SUPPLIED MATERIAL:
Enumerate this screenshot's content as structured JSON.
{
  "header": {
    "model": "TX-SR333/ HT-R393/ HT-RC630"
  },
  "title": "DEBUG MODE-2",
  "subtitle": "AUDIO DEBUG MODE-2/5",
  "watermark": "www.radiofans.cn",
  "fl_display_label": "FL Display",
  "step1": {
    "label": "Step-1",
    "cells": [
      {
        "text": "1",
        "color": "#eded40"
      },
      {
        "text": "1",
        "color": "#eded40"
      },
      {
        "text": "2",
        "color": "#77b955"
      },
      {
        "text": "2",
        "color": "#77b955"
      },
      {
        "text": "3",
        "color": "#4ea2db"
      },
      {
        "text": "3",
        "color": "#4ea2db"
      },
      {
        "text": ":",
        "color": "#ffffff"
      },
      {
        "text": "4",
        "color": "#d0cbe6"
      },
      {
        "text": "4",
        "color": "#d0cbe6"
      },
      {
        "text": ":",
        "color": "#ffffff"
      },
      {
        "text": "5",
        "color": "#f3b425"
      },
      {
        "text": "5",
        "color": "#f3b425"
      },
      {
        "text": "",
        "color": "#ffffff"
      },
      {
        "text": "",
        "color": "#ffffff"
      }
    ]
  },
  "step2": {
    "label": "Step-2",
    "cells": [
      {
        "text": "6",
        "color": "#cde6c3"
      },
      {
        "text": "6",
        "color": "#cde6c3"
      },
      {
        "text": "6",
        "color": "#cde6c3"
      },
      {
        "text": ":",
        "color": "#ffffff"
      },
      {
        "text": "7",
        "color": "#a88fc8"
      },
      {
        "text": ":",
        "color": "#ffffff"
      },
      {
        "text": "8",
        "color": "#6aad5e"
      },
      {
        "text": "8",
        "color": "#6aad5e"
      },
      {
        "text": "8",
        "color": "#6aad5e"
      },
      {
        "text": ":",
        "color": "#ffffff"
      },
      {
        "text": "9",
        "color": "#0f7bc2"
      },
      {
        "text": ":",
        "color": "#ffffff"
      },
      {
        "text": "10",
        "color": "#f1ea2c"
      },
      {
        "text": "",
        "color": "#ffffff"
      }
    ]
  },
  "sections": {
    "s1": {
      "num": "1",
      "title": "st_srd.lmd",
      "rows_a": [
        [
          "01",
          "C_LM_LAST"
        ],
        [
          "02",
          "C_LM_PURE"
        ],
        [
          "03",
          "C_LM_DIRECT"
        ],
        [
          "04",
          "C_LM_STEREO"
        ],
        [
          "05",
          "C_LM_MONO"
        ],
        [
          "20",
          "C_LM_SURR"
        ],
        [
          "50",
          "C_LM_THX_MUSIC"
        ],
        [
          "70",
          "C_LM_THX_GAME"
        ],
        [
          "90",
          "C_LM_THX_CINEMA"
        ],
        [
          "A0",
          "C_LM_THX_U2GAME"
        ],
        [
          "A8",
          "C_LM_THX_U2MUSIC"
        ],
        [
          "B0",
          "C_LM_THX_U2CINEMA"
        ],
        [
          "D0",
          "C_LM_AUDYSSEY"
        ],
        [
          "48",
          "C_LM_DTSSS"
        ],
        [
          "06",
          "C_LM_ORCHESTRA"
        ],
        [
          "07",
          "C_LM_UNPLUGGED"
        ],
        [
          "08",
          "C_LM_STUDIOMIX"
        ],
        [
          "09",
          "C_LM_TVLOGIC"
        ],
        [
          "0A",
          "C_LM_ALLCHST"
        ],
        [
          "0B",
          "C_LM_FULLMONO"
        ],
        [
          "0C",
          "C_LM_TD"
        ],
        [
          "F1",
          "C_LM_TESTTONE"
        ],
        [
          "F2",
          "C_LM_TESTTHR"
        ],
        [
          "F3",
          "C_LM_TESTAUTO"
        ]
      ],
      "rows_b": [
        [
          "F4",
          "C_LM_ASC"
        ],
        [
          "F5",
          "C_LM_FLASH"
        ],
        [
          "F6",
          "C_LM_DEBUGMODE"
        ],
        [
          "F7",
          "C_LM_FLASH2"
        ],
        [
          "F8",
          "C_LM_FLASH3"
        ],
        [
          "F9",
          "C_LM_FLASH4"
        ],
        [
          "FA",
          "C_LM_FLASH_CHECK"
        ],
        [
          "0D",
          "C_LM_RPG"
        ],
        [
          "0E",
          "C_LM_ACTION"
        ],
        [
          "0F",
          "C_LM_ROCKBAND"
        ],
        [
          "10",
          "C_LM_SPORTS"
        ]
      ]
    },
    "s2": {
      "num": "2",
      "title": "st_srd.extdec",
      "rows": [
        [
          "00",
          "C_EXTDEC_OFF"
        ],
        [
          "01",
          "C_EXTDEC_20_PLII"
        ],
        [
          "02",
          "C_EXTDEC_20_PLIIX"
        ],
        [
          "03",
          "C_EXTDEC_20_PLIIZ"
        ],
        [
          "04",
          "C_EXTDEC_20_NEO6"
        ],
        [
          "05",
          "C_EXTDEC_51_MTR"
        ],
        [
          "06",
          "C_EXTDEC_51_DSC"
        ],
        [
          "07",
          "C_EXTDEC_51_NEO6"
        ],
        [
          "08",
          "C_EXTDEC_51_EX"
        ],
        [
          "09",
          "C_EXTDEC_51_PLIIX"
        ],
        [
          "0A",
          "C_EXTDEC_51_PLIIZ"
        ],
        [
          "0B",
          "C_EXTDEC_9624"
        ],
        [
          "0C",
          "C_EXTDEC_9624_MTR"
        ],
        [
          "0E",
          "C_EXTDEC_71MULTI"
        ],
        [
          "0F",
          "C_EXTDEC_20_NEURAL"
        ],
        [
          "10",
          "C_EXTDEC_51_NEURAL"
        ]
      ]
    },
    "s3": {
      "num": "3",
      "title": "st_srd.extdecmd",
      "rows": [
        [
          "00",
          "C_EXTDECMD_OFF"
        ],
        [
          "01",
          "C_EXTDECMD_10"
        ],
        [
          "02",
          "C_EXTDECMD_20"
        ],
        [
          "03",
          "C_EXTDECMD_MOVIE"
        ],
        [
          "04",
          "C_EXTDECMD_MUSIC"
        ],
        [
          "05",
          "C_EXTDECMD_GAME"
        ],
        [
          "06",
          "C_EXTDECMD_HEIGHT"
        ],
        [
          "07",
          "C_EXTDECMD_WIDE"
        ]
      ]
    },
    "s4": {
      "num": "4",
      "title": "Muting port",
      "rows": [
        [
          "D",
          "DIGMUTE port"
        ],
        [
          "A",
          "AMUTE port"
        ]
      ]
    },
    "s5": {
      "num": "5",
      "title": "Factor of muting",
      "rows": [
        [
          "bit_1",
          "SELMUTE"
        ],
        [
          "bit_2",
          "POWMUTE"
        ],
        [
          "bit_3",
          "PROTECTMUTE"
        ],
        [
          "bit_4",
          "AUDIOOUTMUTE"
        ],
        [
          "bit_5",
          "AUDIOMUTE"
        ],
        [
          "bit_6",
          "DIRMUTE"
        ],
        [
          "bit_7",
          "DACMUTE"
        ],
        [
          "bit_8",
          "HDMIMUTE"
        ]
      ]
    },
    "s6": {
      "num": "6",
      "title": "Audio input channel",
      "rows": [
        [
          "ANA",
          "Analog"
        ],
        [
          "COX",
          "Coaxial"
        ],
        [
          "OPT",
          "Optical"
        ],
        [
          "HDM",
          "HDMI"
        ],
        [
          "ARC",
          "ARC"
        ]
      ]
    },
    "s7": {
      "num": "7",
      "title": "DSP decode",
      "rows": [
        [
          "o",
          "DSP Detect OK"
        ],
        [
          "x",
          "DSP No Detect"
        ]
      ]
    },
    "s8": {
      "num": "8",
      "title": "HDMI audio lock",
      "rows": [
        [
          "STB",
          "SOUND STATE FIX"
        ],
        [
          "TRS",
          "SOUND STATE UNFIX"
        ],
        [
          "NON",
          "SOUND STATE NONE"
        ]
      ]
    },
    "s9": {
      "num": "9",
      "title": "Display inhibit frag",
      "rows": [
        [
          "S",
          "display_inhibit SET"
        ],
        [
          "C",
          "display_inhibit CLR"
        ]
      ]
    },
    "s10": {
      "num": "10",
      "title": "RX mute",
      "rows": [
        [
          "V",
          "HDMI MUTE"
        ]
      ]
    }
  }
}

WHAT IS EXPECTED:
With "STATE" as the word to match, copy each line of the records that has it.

COMPLETED EXERCISE:
          "SOUND STATE FIX"
          "SOUND STATE UNFIX"
          "SOUND STATE NONE"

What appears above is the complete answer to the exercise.